Why is it sometimes so hard to give ourselves “permission” to do what we need to do to be happy? I ask this because with so much free time comes more reflection, and I am noticing how many times a day the “shoulds” and “shouldn’ts” pop up. I shouldn’t spend this much time on the computer. I should be pulling weeds or doing laundry or sorting that pile of accrued junk that has been there since last October. I should eat better, and move more, even though it hurts to do so. I should be cleaning my cellar, painting the side of my house, washing the dogs, playing games with the birds. I should be scrubbing the radiators (regular readers know why, lol), washing the floors, painting the walls. I should be organizing my artwork, getting rid of clutter, cleaning my fridge, and cleaning under my bed. I should be making those onerous phone calls concerning tangled up insurance and bill stuff. I should be finding the floors of lost closets and FINALLY paring down my strange wardrobe to essentials. I should, should, should.
Or, I can forget all that, sit down, and just stitch and bead for a few hours. And feel like I’ve really accomplished something. I could, but so often I don’t, because I feel the pull of all the other things that need doing. That “should” be done, before I “indulge” in recreational activity such as artmaking. But what if it isn’t just recreation, but creation, and it is essential to my well being?
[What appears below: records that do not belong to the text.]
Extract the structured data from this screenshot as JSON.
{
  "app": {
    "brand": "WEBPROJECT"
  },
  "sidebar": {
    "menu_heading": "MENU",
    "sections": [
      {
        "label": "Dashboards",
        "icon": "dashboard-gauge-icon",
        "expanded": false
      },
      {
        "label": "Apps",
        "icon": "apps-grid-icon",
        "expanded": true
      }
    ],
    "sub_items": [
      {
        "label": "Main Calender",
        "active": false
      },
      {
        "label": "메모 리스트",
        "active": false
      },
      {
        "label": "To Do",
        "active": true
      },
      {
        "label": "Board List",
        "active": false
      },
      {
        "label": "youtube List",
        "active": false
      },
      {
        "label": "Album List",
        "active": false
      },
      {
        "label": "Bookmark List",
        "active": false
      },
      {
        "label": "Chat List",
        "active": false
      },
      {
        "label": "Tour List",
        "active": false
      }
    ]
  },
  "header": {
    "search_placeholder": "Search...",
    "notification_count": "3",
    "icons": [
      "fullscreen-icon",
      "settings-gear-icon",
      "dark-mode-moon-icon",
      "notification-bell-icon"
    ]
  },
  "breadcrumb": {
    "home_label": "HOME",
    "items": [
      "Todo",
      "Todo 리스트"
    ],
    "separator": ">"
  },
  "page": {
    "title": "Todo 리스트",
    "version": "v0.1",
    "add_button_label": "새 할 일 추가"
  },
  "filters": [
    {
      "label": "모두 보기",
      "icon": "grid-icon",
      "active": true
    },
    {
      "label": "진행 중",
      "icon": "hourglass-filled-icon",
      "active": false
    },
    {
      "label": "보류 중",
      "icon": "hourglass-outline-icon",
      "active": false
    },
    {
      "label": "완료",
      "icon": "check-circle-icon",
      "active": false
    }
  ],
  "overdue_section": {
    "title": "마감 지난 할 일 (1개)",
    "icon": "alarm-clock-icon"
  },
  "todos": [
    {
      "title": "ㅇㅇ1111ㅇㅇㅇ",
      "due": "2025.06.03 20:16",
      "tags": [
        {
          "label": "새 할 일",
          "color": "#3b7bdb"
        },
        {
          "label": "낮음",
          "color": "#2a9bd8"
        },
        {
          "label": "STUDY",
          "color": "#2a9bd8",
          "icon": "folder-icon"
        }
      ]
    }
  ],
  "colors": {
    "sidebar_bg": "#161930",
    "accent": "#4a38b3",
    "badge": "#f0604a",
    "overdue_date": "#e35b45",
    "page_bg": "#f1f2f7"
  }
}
I’ve come to realize that the positive benefits of working on my art are important to my sense of wellness. I can truly escape pain by getting engaged in the rhythm, of the stitch. The arthritis is now in the soft tissues of my elbows, adding to the aggravation of constantly painful feet and legs. It never ends. Rome might be burning, but that texture that happens when that viscose thread overlays the area of patchy lamé and digitally printed cloth is just perfect! I feel fellow artists can relate.
So, with more time to actually do art, my Responsible brain seeks universal permission to indulge. To stay up late and work until I just can’t any more, knowing I can sleep in as needed. To delay required tasks and just go with it, and see what happens. To give myself permission to “go deep” with the art and see if there are any new things to discover. There usually are. As a teacher who works on a ten month contract and “has summers off” I do suffer from a fair amount of “survivor’s guilt” for having time off to have such a problem on my hands. I would argue that I work more than the average 40 hour a week employee -- year round -- in my head, at least. I am always thinking of ways to teach better and to “art” better, and rarely take a “real” vacation. I can’t think of the last time I went away somewhere and just rested or chilled out. Just not my way, and certainly not within my finances. My idea of the best way to use extra time is to go fishing into my art, seeing what I can catch.
This summer I jumped right in and have gotten a lot of home-based organizational chores done. There is a lengthy and demanding list still on deck, and I will indeed get to as many as I can over this long, gorgeous, satisfying, and guilt-free summer. But I will also work at my artistic goals, finding value in my artwork as work, and not just enjoyable therapy. I’ve delved into the digital prints I made last summer at Mass Art with new vigor and am finding that I love what is happening with them. Instead of building an image with fabric, starting with a digital image on cloth first is a very different challenge. I have to be more discriminating about what I add. It is more like poetry -- adding small, subtle pieces of cloth there and there, obscuring parts of the digital image while not covering too much, takes time and experimenting. Then there is stitch, and beads, with the same delicate decisions happening. What I don’t do is as important as what I do to the spaces and details. Interesting challenges,
I am working on the first of several bowl images, and am finding as I embellish and make a juicy, reflective surface, the lively digital image is somewhat lost. I think of Picasso, a quote that stated something to the effect of “You have to ruin a picture in order to finish it,” and also “All art is first a form of destruction.” I am glad that I have a series of many bowls to create this summer and see how each one develops and resolves. Knowing that each is begun with a digital, reproducible process is reassuring and lets me take the plunge to push a piece...I can always leave another less embellished, later.
Going deep, ladies and gentlemen, including pugs, cats, and parrots. The Artist’s hat is firmly in place and I giggle at the thought of over a month more of this time and space. I will try to not take it off until the end of August. ;)